There’s nothing classier than advertising your
shady real estate business on a billboard. But business is all about the numbers, and judging by how many of these billboards have popped up, the we buy homes, or internet buying (ibuying), field must be very lucrative.
My Experience With All Cash, Quick Close Buyers
A few years back, I was helping an experienced agent hold an open house at an overpriced listing. The home was located on a very desirable plot of land. About midway through the open house, the listing agent asked me to take the mail in, and one letter was from one of these we buy houses type of companies. Side note, the seller had given the listing agent permission to open their mail, and forward along the important pieces to their new address.
We were not getting much foot traffic, so we decided to have a little fun. The letter stated that the homeowner could get an all cash, no contingencies, quick close offer on their house. The home could be in any condition and be any style, both stylish or ugly, too. Great! After all, the home had been on the market for months.
The listing agent called the number on the card, on speaker phone of course. After a few clicks, a person, whom I presume was a middle-aged woman, picked up.
Talking With the Call Center
The listing agent, “Hi, I received your letter in the mail. We are happy to sell the home.”
The woman, “Fantastic, where are you located?”
The listing agent, “We are in Massachusetts, right outside of Boston.”
The woman, “Great, we are buying homes there. What type of house is it?”
The listing agent, “A single-family colonial.”
The woman, “Perfect. We may even be able to give you a quote over the phone today.”
Of course, the woman over the phone assumed the listing agent was the owner. After a few minutes of back-and-forth, the woman on the phone asked how much the listing agent thought their home was worth. The listing agent thought about it for a second and then said, “Well, we are listed at 3.2 million, but I think we can make a deal if you come close to that.” The line went dead. We both had a good laugh over that one.
How Do We Buy Houses Companies Make Money?
The concept is pretty simple. They buy your home, do some work, if necessary, and then sell your house: Some may also rent out your home, eventually using it as leverage to finance buying more homes.
The general idea in real estate is that to make money on a property you have to add value in some way. Perhaps one will add value by fixing up the home, or maybe one will add value by simply buying the house for a rock-bottom price: The latter is what I think of when I think of those we buy homes websites.
Who Could Benefit From iBuyers?
I cannot think of someone who could benefit from ibuyers besides those who are financially desperate. For example, if you own three properties, are facing foreclosure on all of them, have no savings and have just lost your job, it is theoretically possible that selling one of your properties very quickly could save you the other two. However, I would caution anyone who thinks they are in such a situation to talk with a competent attorney long before considering calling a billboard.
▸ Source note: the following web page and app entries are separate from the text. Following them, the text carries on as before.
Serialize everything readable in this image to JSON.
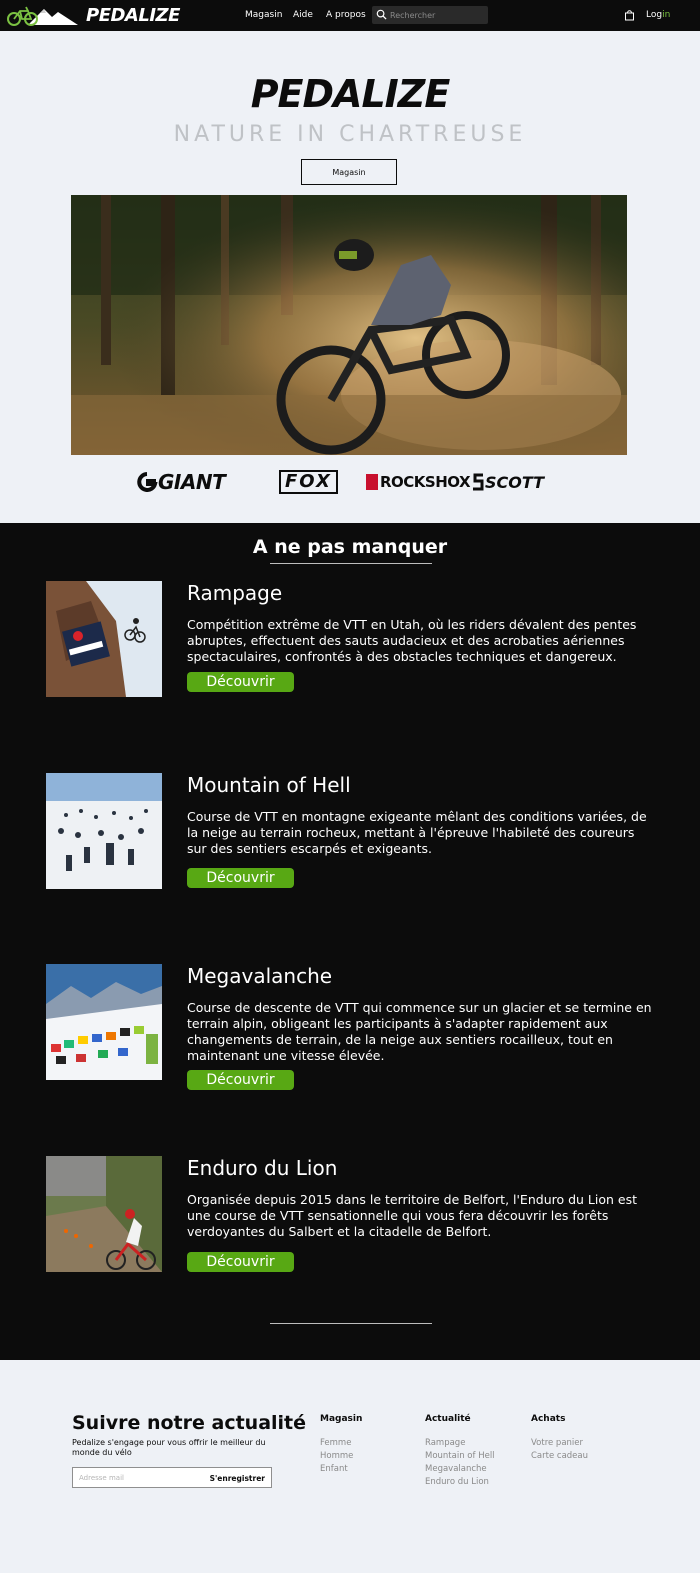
{
  "nav": {
    "brand": "PEDALIZE",
    "menu": [
      "Magasin",
      "Aide",
      "A propos"
    ],
    "search_placeholder": "Rechercher",
    "login_main": "Log",
    "login_accent": "in"
  },
  "hero": {
    "title": "PEDALIZE",
    "subtitle": "NATURE IN CHARTREUSE",
    "shop_button": "Magasin",
    "brands": [
      "GIANT",
      "FOX",
      "ROCKSHOX",
      "SCOTT"
    ]
  },
  "events": {
    "section_title": "A ne pas manquer",
    "cta_label": "Découvrir",
    "items": [
      {
        "name": "Rampage",
        "description": "Compétition extrême de VTT en Utah, où les riders dévalent des pentes abruptes, effectuent des sauts audacieux et des acrobaties aériennes spectaculaires, confrontés à des obstacles techniques et dangereux."
      },
      {
        "name": "Mountain of Hell",
        "description": "Course de VTT en montagne exigeante mêlant des conditions variées, de la neige au terrain rocheux, mettant à l'épreuve l'habileté des coureurs sur des sentiers escarpés et exigeants."
      },
      {
        "name": "Megavalanche",
        "description": "Course de descente de VTT qui commence sur un glacier et se termine en terrain alpin, obligeant les participants à s'adapter rapidement aux changements de terrain, de la neige aux sentiers rocailleux, tout en maintenant une vitesse élevée."
      },
      {
        "name": "Enduro du Lion",
        "description": "Organisée depuis 2015 dans le territoire de Belfort, l'Enduro du Lion est une course de VTT sensationnelle qui vous fera découvrir les forêts verdoyantes du Salbert et la citadelle de Belfort."
      }
    ]
  },
  "footer": {
    "title": "Suivre notre actualité",
    "subtitle": "Pedalize s'engage pour vous offrir le meilleur du monde du vélo",
    "email_placeholder": "Adresse mail",
    "register_button": "S'enregistrer",
    "columns": [
      {
        "title": "Magasin",
        "links": [
          "Femme",
          "Homme",
          "Enfant"
        ]
      },
      {
        "title": "Actualité",
        "links": [
          "Rampage",
          "Mountain of Hell",
          "Megavalanche",
          "Enduro du Lion"
        ]
      },
      {
        "title": "Achats",
        "links": [
          "Votre panier",
          "Carte cadeau"
        ]
      }
    ]
  },
  "colors": {
    "accent_green": "#58a814",
    "logo_green": "#7bc142",
    "dark": "#0c0c0c",
    "light_bg": "#eef1f6"
  },
  "icons": [
    "bike-mountain-logo-icon",
    "search-icon",
    "shopping-bag-icon"
  ]
}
Then there are those who lived in rural, depressed, low cost of living (LCOL), or even very low cost of living areas (VLCOL). The key word here is depressed, because if there are local buyers around, it generally makes a lot more sense to first approach them with your property.
For example, I have a friend who lives in a very remote area of Iowa. Homes in his region average around $100,000, and at any given time there are only one or two homes for sale in a ten-mile radius of his own.
Theoretically, even a few people listing their homes for sale at the same time could oversupply the market. In which case, it may take months, or even years, for my friend to find a buyer of his home. Consequently, approaching a bigger firm may result in a faster sale for more money than any local buyer, regardless of the latter’s intention for the property (flipping, renting out, living in, etc.), would offer him. Possibly.
Are the We Buy Houses Billboards Legitimate?
Yes, many of them are legitimate businesses. For example, HomeVestors of America has been around for a while. Others are smaller operations, especially those only found online (ibuyers). These companies fall somewhere between straightforward enterprises to outright scams. Examples of more widely known programs include Opendoor, Offerpad, Zillow and just recently, HomeLight. Remember though, just because an operation is legal does not mean it deserves a positive review. Many evaluations of even the most widely-known ibuyer companies mention aggressive sales representatives and hidden fees, among other concerns.
How Should Someone Sell Their Home?
Everyone who is considering selling a piece of real estate should get an opinion of value from a local real estate agent. Many agents will run a comparative market analysis (CMA) free of charge. A real estate agent may know of buyers, some of whom are willing to buy your home as-is and in cash. In fact, in my local market, many builders allow sellers to leave all unwanted possessions in their home at the time of sale. This is because they are intending to raze, or substantially renovate, the home. Some builders work exclusively with a local agent they trust, not with ibuying websites.
In fact, if time permits, it would be wise to get an opinion of value from multiple agents. Some homeowners before putting their home on the market also consider getting an appraisal from a licensed appraiser, and a few even consult with attorneys; the latter being especially important if the land has value to a developer.
Above all, remember that everyone is out there to make money by adding value at some point, or multiple points, in the home buying and flipping process: Good deals are those in which the seller and buyer have both maximized the areas in which they can add value. While the appeal of selling your home quickly and not going through the conventional sales process is certainly there for many, one may be parting with their property for cents on the dollar.